When asked to forecast performance of bond market, he said: “The market is very vibrant and liquid. We think the 5-year bond yield still has room to rise from 3.32 per cent by another 5 to 10 basis points,” he said.
Yesterday, Malaysian Rating Corp Bhd’s (MARC) in its “2H2013 Malaysia Bond Market Outlook” revised its earlier projection of gross corporate bond issuance to RM70 billion-RM85 billion for 2013 from between RM75 billion and RM90 billion initially.
This is due to lower issuance in the first half of this year, slower growth in private investment and the moderation in overall economic activity.
Last year, Malaysia’s bond market posted a record last year, when corporate bond issuance more than doubled to RM124.6 billion from RM55 billion recorded in 2011.
The report also said in view of the government’s debt-to-GDP ratio stands at about 53 per cent, which is close to the self-imposed debt ceiling of 55 per cent, it expects Malaysian Government Securities (MGS) and Government Investment Issues (GII) bond issuance to total between about RM90 billion and RM95 billion for 2013.
After excluding MGS/GII that have been redeemed in the first half of the year and maturing over the next six months, MARC expects the net issuance to be in the range of RM39.4 billion to RM44.4 billion.

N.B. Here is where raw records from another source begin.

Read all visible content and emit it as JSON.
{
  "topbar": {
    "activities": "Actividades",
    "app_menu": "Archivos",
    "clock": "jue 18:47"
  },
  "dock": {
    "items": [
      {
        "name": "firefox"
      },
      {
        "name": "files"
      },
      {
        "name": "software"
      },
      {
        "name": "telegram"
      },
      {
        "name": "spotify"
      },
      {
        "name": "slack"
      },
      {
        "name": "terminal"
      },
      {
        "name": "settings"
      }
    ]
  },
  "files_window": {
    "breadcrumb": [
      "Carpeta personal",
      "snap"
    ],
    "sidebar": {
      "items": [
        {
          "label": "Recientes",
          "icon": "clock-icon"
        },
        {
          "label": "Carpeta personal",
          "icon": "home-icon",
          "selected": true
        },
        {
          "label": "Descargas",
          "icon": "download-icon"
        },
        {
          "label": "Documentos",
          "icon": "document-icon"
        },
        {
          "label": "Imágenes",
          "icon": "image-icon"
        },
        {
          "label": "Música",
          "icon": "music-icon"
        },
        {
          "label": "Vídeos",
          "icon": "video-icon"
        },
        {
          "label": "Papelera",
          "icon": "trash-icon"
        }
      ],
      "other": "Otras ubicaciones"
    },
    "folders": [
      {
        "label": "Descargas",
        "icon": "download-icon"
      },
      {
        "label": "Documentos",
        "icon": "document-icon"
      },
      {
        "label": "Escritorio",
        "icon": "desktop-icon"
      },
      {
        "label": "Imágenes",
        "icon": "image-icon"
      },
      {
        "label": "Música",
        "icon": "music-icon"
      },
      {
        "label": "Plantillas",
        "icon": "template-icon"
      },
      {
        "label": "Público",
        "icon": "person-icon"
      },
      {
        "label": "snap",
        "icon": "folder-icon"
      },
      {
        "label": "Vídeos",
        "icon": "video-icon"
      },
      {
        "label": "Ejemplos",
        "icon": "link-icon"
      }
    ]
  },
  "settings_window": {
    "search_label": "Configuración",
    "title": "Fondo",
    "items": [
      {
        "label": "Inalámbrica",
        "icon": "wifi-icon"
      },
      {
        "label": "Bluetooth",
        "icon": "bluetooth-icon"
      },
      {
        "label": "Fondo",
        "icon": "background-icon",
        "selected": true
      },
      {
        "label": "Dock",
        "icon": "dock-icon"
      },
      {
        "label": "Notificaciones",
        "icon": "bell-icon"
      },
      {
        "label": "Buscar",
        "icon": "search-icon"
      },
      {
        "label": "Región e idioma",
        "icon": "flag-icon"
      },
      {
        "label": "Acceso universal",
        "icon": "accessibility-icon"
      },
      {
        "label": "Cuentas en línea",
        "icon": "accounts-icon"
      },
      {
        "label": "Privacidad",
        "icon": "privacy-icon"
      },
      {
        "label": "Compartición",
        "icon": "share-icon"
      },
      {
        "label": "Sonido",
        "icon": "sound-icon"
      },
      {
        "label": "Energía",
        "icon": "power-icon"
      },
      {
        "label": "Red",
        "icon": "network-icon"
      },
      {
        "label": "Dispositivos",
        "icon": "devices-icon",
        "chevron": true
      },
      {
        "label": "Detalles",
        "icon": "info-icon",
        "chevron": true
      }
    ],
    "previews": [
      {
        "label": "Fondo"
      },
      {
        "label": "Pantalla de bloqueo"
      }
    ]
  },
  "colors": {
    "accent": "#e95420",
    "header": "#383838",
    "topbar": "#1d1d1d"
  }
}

Last week, five banks in Southeast Asia took the initiative to spur more active bond trading by quoting and distributing bond prices in their domestic markets via Bloomberg terminals.
They are Malaysia’s Malayan Banking Bhd (Maybank), PT Bank Negara Indonesia, Security Bank of the Philippines, Thailand’s Kasikornbank and Singapore’s Overseas Chinese Banking Corp (OCBC).
The bond trading portal, facilitated by Bloomberg terminals, will help to create transparency and integrate southeast Asia’s capital markets.
Nitin Jaiswal, head of Asean sales for Bloomberg, said there are plenty of local banks in Asean countries with strong balance sheets that were looking to “step out of their own market” when it comes to putting money into bonds.
“We felt we should start a portal where banks can go and find out which markets they should be investing in. Now, they will be able to find those names, see the indicative price and negotiate trade from there,” Jaiswal said.